ACTIVITY:
Find every line in the records below that holds the word "XPaths", and copy each one.

[DATA IN THIS EXERCISE — start]

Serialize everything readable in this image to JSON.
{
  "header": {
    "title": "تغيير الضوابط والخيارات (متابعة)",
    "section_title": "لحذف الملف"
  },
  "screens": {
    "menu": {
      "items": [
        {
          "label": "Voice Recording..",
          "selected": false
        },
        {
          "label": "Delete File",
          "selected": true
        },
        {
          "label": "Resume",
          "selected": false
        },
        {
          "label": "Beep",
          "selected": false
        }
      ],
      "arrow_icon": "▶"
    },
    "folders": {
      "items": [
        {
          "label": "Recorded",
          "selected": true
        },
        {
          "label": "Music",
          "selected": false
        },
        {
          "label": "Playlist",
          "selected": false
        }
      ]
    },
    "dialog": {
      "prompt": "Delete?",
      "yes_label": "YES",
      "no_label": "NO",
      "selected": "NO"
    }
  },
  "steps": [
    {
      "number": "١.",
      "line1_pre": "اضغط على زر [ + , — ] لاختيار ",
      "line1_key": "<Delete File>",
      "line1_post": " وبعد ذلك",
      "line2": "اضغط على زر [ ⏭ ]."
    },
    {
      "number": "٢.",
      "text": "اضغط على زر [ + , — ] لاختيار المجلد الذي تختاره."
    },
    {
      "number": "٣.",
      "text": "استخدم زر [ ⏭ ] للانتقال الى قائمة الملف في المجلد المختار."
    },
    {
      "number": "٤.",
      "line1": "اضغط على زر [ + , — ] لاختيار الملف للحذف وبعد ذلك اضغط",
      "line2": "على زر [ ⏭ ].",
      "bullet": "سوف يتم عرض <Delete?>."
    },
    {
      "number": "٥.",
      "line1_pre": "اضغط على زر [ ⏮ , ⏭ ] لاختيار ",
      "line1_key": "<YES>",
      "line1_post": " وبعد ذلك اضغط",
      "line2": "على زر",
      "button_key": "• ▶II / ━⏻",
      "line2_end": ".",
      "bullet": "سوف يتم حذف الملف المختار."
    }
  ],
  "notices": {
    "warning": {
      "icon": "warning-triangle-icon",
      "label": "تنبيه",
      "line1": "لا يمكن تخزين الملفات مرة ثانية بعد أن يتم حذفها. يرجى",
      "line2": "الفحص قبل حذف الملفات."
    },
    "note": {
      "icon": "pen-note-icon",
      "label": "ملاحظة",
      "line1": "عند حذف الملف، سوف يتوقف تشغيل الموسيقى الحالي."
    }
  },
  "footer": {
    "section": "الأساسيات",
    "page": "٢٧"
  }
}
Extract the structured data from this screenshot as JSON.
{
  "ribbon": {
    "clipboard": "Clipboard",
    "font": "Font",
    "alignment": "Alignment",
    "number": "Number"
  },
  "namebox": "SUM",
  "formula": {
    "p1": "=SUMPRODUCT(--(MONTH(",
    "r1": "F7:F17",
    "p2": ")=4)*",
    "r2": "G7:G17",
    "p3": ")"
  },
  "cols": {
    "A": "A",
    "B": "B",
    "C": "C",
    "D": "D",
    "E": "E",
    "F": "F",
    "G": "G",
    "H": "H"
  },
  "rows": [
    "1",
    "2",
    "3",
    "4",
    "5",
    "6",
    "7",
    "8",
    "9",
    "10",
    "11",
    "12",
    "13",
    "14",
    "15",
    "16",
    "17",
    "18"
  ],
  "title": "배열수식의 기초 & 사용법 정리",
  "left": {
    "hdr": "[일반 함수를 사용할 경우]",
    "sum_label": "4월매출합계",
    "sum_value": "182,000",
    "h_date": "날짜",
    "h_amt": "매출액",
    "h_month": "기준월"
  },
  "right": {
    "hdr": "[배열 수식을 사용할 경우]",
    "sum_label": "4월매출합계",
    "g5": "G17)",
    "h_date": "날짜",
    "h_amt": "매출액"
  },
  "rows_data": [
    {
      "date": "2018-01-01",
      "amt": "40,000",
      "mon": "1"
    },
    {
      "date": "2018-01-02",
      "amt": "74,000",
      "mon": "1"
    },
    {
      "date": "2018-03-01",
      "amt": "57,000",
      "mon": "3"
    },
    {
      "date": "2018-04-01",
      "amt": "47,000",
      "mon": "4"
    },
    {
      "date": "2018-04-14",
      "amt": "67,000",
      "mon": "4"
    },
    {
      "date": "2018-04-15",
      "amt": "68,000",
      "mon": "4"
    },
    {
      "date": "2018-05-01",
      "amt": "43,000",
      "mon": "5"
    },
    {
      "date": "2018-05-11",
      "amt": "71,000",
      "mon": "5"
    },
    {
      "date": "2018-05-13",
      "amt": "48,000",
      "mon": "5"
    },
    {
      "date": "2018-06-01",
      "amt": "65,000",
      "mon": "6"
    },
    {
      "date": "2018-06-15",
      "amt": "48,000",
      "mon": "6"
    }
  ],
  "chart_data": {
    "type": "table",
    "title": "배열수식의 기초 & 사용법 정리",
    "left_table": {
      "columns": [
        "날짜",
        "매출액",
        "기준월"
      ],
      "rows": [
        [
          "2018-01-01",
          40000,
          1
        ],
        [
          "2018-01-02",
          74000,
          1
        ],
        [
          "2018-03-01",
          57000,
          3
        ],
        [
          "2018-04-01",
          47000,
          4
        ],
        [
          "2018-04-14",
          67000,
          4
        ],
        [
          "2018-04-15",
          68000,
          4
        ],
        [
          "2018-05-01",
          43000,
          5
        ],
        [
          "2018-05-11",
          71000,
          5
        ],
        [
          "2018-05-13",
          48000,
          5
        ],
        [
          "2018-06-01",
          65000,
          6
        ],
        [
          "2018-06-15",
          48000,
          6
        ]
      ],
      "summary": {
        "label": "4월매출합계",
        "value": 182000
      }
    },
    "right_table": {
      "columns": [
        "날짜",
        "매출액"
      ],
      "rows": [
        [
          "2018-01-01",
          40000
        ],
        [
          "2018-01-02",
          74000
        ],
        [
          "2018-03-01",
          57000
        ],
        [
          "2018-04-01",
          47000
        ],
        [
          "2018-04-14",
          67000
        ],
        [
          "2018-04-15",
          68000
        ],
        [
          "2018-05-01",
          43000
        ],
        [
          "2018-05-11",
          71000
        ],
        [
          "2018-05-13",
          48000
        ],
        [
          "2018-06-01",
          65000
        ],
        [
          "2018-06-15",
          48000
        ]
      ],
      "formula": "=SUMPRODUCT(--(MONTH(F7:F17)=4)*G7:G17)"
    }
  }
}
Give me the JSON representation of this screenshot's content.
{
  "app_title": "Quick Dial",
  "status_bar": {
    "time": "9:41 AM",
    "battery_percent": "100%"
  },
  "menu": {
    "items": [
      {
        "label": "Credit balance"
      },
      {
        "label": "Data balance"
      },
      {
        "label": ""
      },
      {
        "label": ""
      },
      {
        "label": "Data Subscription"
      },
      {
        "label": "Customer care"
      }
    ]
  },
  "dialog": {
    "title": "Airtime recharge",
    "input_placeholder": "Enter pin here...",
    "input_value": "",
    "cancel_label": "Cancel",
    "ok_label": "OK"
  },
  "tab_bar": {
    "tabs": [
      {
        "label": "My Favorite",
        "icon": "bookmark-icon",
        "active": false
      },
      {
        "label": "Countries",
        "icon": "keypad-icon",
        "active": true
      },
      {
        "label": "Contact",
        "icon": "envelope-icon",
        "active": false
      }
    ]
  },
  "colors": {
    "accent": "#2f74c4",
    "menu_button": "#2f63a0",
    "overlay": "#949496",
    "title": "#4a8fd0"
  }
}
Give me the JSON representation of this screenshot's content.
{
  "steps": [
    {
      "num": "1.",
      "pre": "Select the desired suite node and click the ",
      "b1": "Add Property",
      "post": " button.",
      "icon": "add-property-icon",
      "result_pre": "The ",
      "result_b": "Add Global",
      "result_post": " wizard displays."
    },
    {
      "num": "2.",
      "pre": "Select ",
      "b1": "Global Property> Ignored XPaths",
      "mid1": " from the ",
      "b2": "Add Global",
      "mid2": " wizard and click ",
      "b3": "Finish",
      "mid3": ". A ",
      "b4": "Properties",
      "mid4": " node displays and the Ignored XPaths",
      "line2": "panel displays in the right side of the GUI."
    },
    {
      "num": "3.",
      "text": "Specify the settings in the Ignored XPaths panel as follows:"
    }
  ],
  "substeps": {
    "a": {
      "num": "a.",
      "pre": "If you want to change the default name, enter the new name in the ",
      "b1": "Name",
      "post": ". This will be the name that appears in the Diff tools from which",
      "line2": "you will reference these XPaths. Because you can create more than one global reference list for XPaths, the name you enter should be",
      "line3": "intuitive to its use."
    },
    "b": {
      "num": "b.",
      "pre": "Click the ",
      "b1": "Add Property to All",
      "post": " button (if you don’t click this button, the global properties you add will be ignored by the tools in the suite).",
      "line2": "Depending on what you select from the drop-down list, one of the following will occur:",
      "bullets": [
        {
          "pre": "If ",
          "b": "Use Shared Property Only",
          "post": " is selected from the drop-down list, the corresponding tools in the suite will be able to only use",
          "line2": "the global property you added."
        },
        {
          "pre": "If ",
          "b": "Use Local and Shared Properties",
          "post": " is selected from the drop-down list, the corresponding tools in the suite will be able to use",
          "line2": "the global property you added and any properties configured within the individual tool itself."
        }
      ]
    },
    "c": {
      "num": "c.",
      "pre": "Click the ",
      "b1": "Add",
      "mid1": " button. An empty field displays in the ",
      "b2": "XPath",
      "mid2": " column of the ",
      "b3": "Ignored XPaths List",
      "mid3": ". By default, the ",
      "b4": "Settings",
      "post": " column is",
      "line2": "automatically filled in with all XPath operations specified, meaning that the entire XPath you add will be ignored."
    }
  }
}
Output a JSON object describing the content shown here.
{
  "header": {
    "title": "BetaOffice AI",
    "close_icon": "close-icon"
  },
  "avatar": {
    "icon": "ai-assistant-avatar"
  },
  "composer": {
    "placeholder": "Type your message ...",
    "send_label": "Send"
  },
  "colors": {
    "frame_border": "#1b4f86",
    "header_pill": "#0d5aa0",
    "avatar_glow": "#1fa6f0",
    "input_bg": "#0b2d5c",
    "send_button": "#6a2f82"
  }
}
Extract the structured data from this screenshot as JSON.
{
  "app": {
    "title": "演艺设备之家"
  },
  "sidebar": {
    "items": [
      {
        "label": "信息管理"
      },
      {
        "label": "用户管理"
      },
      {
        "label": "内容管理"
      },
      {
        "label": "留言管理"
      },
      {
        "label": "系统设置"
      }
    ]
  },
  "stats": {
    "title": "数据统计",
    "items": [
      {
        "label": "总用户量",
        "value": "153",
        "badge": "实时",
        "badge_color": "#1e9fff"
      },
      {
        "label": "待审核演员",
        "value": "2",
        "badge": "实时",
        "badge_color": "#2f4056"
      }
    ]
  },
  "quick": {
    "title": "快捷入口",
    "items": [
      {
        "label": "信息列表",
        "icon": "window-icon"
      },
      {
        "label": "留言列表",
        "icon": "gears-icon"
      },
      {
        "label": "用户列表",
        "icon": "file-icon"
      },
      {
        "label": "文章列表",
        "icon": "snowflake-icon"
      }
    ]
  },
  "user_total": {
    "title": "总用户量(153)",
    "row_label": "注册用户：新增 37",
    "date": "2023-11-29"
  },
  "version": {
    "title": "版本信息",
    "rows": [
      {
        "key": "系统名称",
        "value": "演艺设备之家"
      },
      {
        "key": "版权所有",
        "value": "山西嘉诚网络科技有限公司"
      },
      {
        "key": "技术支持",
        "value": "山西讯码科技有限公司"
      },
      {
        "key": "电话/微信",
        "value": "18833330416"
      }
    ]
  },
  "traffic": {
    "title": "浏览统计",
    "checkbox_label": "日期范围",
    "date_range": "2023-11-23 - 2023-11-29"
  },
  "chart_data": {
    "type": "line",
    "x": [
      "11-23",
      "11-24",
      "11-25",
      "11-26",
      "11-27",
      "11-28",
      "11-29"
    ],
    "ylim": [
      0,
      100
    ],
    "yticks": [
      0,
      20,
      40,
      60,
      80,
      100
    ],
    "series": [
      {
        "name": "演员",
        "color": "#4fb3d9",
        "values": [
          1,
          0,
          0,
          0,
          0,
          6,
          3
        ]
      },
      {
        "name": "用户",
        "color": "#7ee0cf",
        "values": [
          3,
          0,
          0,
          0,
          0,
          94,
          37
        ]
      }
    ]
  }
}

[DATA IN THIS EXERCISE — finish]

RESPONSE FOR THIS EXERCISE:
      "b1": "Global Property> Ignored XPaths",
      "mid4": " node displays and the Ignored XPaths",
      "text": "Specify the settings in the Ignored XPaths panel as follows:"
      "line2": "you will reference these XPaths. Because you can create more than one global reference list for XPaths, the name you enter should be",
      "b3": "Ignored XPaths List",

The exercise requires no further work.